Young birds are everywhere in the garden at present- here are Coal Tit, Blue Tit, Great Tit and Long-Tailed Tit (note the red eye ring that is clear on the young one). Juveniles tend to be paler and fluffier than the adults and some still show their ‘gape’- the exaggerated yellow bill-edge that helps guide the adult speedily to the juvenile’s mouth in a dark nest! They, and the exhausted and bedraggled adults, tend to like fat and seeds with a high fat contact, for rapid growth, at this time of year- before the young have the skill to catch insects. Conditions: Cool and mostly cloudy. Temperature: 18- Min 13C.
Sexton or burying beetles: There are at least 3 million beetle species in the world. One in four of every creature on the earth is a beetle and most do good, not harm. Their success is thought to be due to the fact that beetle species virtually never become extinct! Their hardened fore-wings acting like body armour, red beetles warn predators they are toxic whether they are or not! The Sexton Beetle or burying beetle actually buries corpses of small birds and rodents, joining with others to dig out the earth around and under the corpses, before laying their eggs. The bodies become food for their larvae! Conditions: Mercifully, cooler weather after a dry, hot week, including the highest June temperature for decades. Temperature: Max 23- Min 12 c.
The diminutive and scarce Bee Orchid was present in one of the Quarries in Miller’s Dale, Derbyshire this week. Evolved not only to look like the bee which pollinates it, but to be fluffy and to give off the scent (allemones) of the female bee, the pollinating bee doesn’t live in the Uk so our Bee Orchids are self-pollinating. The Latin name, Ophrys, means Eyebrow in Greek and references what Pliny the Elder describes- women using the Bee Orchid to paint their eyebrows. Conditions: Cloudy and dry. Temperature: Max 19- Min 11 c.
Field Rose- another of theoccasional wild flower identification blogs, though this lovely, white wild rose of field edges and hedgerows can also be bought for the garden- the flowers attract insects and the bright red hips in autumn are popular with birds, and were what country folk were paid to gather for Rose-hip syrup, a vital vitamin C supplement for children in World War Two. As kids, We also used the hairy seeds in these hips as very effective itching powder. Field Rose is easy to distinguish from the wild, pink Dog Rose. Conditions: Drizzle and heavy rain. Temperature: Max 18- Min 14.
Green Alkanet: Looking like a larger than life Forget-me-not, we have to take care with this plant, which we inherited in the garden. The gorgeous blue flower is nectar-rich for Bees and Hoverflies. Preferring alkaline soils and damp, shady areas but capable of growing in most places, it has a very deep tap-root which is hard to dig out, and it spreads easily by seed, so can be invasive. The leaves can be composted but remove the seed-heads or it will turn up all over the place. Conditions: Sun and strong winds Temperature: Max 16- Min 12C.

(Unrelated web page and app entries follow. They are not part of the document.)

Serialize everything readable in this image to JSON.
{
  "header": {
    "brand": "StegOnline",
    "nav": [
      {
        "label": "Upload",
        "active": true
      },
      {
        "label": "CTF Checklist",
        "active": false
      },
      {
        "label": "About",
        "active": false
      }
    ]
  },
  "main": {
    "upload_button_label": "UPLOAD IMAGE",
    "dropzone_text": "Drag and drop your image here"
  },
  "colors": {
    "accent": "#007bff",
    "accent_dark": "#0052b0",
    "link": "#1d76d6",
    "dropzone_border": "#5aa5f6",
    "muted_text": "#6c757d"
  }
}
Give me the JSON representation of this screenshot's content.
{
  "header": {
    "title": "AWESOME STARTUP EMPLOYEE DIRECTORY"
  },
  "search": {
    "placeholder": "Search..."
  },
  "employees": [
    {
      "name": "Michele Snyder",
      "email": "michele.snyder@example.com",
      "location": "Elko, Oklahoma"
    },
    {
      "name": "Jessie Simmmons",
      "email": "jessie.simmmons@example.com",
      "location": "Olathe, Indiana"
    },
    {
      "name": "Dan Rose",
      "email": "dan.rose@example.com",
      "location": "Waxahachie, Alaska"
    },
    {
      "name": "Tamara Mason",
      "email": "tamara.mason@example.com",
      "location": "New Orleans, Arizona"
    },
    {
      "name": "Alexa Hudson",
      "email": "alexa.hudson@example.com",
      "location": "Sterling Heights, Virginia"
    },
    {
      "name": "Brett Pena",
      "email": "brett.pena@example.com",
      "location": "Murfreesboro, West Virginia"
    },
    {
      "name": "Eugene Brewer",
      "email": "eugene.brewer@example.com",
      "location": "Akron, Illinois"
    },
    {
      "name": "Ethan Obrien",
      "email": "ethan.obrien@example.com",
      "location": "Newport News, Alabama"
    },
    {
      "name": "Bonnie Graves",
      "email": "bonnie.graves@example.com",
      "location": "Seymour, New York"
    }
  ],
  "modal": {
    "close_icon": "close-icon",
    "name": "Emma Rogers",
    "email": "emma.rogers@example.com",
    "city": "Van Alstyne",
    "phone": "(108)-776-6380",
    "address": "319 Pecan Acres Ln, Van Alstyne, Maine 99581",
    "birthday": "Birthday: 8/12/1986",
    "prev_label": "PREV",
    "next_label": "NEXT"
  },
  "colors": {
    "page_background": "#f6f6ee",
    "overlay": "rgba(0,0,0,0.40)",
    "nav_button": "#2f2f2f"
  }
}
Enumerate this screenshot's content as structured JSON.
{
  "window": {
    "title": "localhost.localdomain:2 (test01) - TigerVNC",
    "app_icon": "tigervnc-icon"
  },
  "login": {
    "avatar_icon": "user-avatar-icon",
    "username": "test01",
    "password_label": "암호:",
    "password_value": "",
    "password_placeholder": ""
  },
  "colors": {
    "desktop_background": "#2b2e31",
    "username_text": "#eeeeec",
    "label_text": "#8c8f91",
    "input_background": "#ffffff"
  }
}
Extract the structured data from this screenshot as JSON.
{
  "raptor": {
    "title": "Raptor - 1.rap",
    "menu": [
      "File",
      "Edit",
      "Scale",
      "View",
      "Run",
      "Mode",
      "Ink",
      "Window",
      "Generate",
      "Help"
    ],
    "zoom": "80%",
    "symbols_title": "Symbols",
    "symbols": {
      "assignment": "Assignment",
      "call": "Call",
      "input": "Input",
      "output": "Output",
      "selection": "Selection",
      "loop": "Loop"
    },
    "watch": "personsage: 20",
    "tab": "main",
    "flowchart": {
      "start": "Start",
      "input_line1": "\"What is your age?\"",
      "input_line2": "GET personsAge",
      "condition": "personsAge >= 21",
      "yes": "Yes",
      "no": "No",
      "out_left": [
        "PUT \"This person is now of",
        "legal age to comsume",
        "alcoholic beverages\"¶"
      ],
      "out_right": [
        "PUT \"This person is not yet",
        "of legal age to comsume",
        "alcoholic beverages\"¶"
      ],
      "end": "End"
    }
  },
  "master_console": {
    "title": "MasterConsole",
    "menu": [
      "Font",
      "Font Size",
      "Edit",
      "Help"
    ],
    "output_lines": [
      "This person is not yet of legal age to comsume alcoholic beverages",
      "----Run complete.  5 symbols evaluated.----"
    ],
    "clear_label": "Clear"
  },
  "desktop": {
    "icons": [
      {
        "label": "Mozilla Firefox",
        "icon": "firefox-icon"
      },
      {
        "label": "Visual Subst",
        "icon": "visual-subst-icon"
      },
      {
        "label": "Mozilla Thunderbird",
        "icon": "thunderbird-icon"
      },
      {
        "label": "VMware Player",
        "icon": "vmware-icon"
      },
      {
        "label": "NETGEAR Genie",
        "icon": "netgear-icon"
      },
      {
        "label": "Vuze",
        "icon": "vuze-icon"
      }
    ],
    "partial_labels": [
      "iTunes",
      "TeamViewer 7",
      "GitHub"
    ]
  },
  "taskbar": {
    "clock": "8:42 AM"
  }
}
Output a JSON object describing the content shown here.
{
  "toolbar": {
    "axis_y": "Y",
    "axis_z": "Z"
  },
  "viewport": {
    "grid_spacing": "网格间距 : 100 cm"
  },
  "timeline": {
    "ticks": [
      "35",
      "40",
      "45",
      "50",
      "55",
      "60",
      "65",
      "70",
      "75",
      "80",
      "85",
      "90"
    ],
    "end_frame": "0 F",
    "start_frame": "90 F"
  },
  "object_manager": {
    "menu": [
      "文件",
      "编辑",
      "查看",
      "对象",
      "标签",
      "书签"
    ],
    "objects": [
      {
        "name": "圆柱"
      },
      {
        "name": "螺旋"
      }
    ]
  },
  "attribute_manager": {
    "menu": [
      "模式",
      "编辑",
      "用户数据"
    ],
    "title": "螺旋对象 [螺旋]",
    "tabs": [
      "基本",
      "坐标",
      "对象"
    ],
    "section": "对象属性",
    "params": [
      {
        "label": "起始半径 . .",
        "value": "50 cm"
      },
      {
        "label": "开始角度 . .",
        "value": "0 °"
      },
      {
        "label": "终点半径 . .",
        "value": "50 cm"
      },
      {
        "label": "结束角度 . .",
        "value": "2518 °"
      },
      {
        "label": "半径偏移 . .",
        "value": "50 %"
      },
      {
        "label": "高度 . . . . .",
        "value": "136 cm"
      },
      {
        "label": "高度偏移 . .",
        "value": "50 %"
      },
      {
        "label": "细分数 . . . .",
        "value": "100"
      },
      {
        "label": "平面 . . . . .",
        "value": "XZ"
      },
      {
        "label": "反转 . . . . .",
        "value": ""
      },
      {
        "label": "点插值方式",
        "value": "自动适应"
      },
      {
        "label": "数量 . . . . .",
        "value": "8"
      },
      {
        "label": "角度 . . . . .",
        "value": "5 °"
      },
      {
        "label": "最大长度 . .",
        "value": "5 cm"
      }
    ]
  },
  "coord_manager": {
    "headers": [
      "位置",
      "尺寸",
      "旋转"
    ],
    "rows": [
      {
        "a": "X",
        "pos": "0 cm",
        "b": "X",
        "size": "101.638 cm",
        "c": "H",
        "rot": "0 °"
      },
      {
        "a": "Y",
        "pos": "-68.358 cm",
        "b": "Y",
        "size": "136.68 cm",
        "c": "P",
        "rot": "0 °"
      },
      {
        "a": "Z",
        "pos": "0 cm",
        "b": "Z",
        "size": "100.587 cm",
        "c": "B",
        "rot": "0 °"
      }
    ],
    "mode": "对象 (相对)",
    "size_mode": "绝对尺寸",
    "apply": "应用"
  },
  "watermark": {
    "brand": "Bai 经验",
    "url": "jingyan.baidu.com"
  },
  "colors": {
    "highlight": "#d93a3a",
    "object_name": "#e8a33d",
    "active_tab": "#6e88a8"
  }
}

Fox Cubs- these are probably about 3 months old now, as they are beginning to accompany adults on hunting trips, and one caught a small rabbit and was chased round and round a pond by another, giving up and slightly lame from the experience. Born dark gray or black, their heads gradually lengthen and fur becomes more sleek and red. These still need to grow into the size of their ears! Conditions: Very wet and very windy. Temperature: Max 16- Min 10 c..